See You in the Cosmos is told as if it’s the transcripts of Alex’s iPod recordings. I loved the unique format and the rambling voice Alex had, but it also meant for lots of long paragraphs which made the pages a little harder for me to read. Struggling readers might have trouble with this, too.
At the beginning of the story, 11-year-old Alex takes a train by himself to a convention where he hopes to launch his rocket. I loved his bravery and how innocent he was in taking off on this journey like it was nothing (his maturity and independence definitely reminded me of Willow from Counting by 7s.) But as I read the story, I was so nervous about his trip. I have an 11-year-old, and kept thinking about how terrified I’d be for her to be riding trains across the country and traveling with strangers. Obviously Alex finds great friends along his journey, and his trust in the world pays off in that way. I struggled—he did not.
I thought the reveal of the family situation (don’t want to give it away) pulled a lot of things together. Just as I started thinking, wait, this isn’t right, the pieces fell into place and Alex learned what was really going on. The one character I really didn’t connect with was his brother. I thought he did some odd things that really didn’t add up.
I loved the fact that Alex was so interested in rockets, but I wished there was more about those mechanics and his plans in the story. Most of the focus ends up being about his hopes in extraterrestrial life and his relationships with his family and community, which were also enjoyable themes. If you liked Counting by 7s, add See You in the Cosmos to your list.
Profanity/Crude Language Content
“Bleep” appears instead of any profanity.
Alex meets a new friend who is Buddhist and has taken a vow of silence. He communicates through writing on a small chalk board.
One young man punches another in a fight over a girl. Alex is injured in an accident and hospitalized.
Alex’s friends (who are much older) drink alcohol. Later, one of them listens to the recording Alex made while they were drinking. She hears herself in the background talking and feels embarrassed about her behavior. She expresses regret for drinking in front of Alex.
Note: I received a free copy of this book in exchange for my honest review.
This book sounds sweet and quirky. I love that authors write these books for kids while they still have their awesome imaginations. Thank you for your review.

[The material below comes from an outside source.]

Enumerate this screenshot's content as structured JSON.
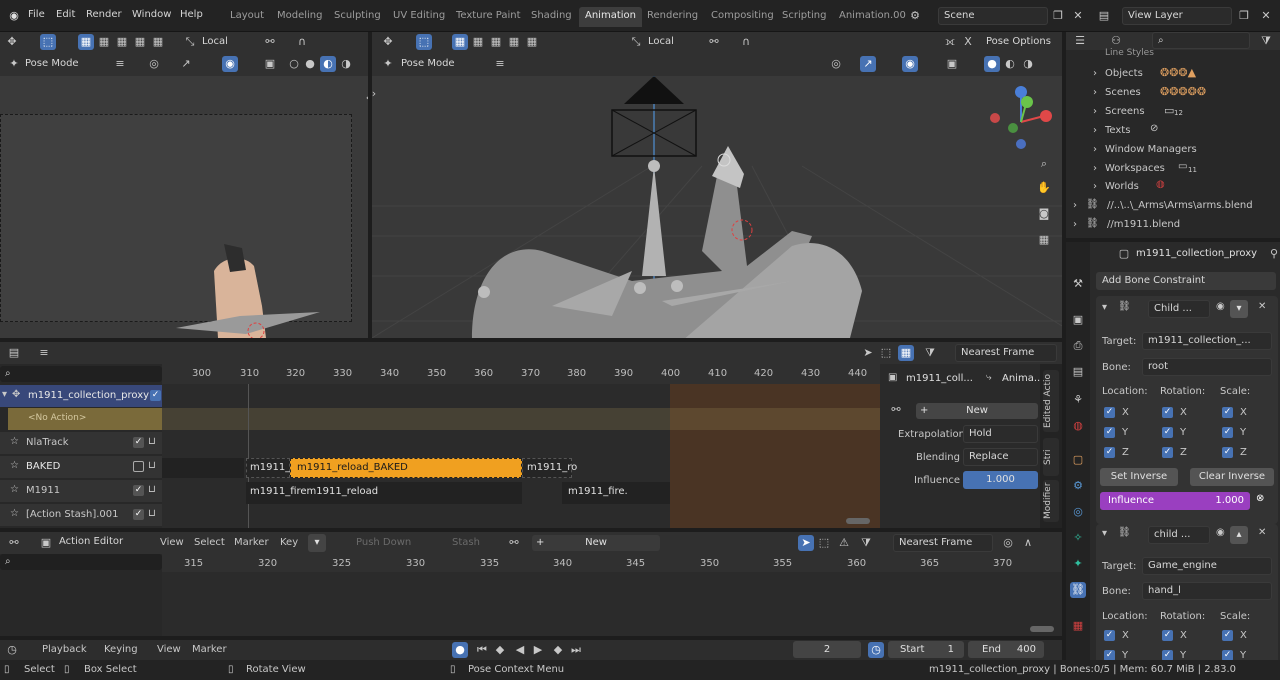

Thanks, Colleen! Yes! I loved the quirkiness of the book and the unique topics in the story. Sometimes it’s hard to find great contemporary adventure books for late elementary-aged readers, but I think this is definitely one. 🙂